(Read more: Apple's still got it: New iPhones ring up record sales)

Apple's iPhone 6 will likely be larger than the current models, featuring a display screen that is 4.8-inches, which will prompt more people who are available for an upgrade to purchase the device, said Peter Misek, an equity analyst at Jefferies, in a note. The latest models are 4-inches.

(Read more: Apple, China Mobile deal may be coming soon)

"Also the ecosystem is excited about the iPhone 6, which we feel is warranted.
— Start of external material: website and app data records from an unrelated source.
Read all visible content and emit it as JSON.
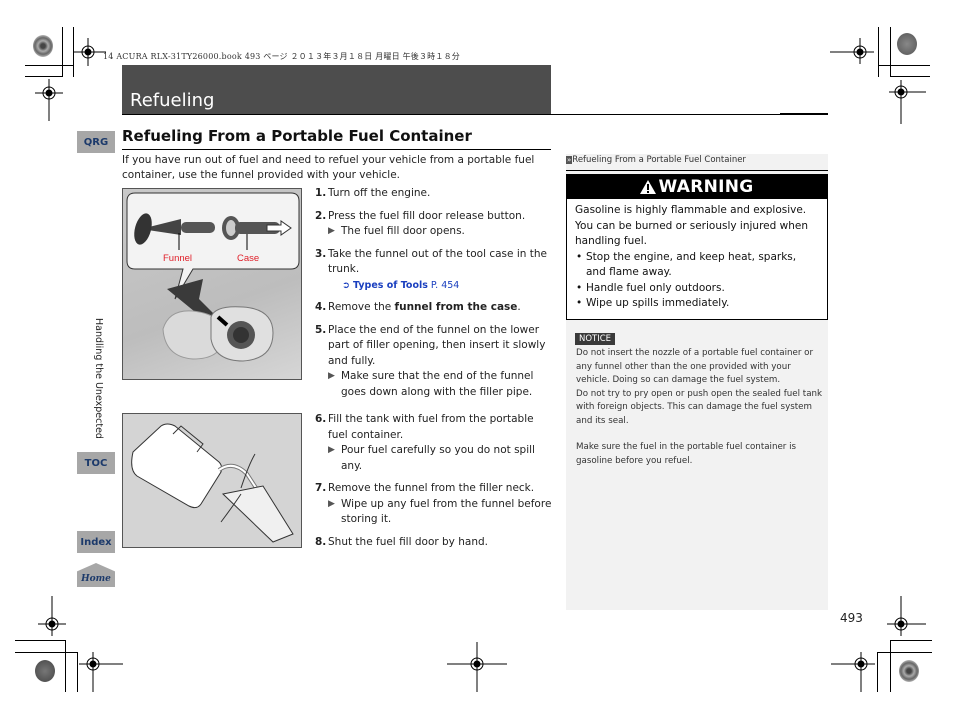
{
  "print_header": "14 ACURA RLX-31TY26000.book  493 ページ  ２０１３年３月１８日  月曜日  午後３時１８分",
  "chapter": {
    "title": "Refueling"
  },
  "side_nav": {
    "qrg": "QRG",
    "section_label": "Handling the Unexpected",
    "toc": "TOC",
    "index": "Index",
    "home": "Home"
  },
  "section": {
    "title": "Refueling From a Portable Fuel Container",
    "intro": "If you have run out of fuel and need to refuel your vehicle from a portable fuel container, use the funnel provided with your vehicle."
  },
  "figure1": {
    "labels": {
      "funnel": "Funnel",
      "case": "Case"
    },
    "label_color": "#e0202a"
  },
  "steps": [
    {
      "num": "1.",
      "text": "Turn off the engine."
    },
    {
      "num": "2.",
      "text": "Press the fuel fill door release button.",
      "sub": "The fuel fill door opens."
    },
    {
      "num": "3.",
      "text": "Take the funnel out of the tool case in the trunk.",
      "xref": {
        "label": "Types of Tools",
        "page": "P. 454"
      }
    },
    {
      "num": "4.",
      "text_pre": "Remove the ",
      "text_bold": "funnel from the case",
      "text_post": "."
    },
    {
      "num": "5.",
      "text": "Place the end of the funnel on the lower part of filler opening, then insert it slowly and fully.",
      "sub": "Make sure that the end of the funnel goes down along with the filler pipe."
    },
    {
      "num": "6.",
      "text": "Fill the tank with fuel from the portable fuel container.",
      "sub": "Pour fuel carefully so you do not spill any."
    },
    {
      "num": "7.",
      "text": "Remove the funnel from the filler neck.",
      "sub": "Wipe up any fuel from the funnel before storing it."
    },
    {
      "num": "8.",
      "text": "Shut the fuel fill door by hand."
    }
  ],
  "sidebar": {
    "breadcrumb": "Refueling From a Portable Fuel Container",
    "warning": {
      "title": "WARNING",
      "body": "Gasoline is highly flammable and explosive. You can be burned or seriously injured when handling fuel.",
      "bullets": [
        "Stop the engine, and keep heat, sparks, and flame away.",
        "Handle fuel only outdoors.",
        "Wipe up spills immediately."
      ]
    },
    "notice": {
      "badge": "NOTICE",
      "p1": "Do not insert the nozzle of a portable fuel container or any funnel other than the one provided with your vehicle. Doing so can damage the fuel system.",
      "p2": "Do not try to pry open or push open the sealed fuel tank with foreign objects. This can damage the fuel system and its seal.",
      "p3": "Make sure the fuel in the portable fuel container is gasoline before you refuel."
    }
  },
  "page_number": "493"
}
We think the stock will appreciate ahead of the iPhone 6 launch," he said in his note.

Misek, who recently returned from a trip to Asia where he met with Apple's suppliers, increased his price target for Apple from $425 to $600 and increased his rating for the stock to buy from hold.

(Read more: Why an iWatch may not be as big as the iPhone)

Upping Apple to buy

Previously, Misek feared Apple's gross margins would shrink because of increased costs from suppliers, but after his trip he said they have become more lenient on pricing.

"In contrast to earlier this year when suppliers boasted that Apple would not be able to push them around anymore, they are now scrambling to be in Apple's supply chain as competitor ramps have not gone as planned," he said in his note.

(Read more: How Apple has changed since Steve Jobs)

Misek estimates that there will be 85 million iPhones eligible for an upgrade by the time the iPhone 6 launches--which he expects to happen next September. In addition, the 5 million to 10 million customers who passed on the iPhone 5S, iPhone 5C cycle may upgrade at that time.

"A poor iPhone 5s/5c cycle means a bigger upgrade opportunity for the iPhone 6," he wrote. The larger screen and the estimated number of current Apple users expected to upgrade to an iPhone 6 next year will boost the company in 2015, he said.

However, Misek notes that while Apple's iPhone 5S remains in demand, the company is actually cutting orders for the less-expensive iPhone 5C because of slow sales. He estimates the company is cutting orders from 30 million to between 15 million and 20 million. And he said Apple may cut the price of the device to boost sales.

By CNBC's Cadie Thompson. Follow her on Twitter @CadieThompson.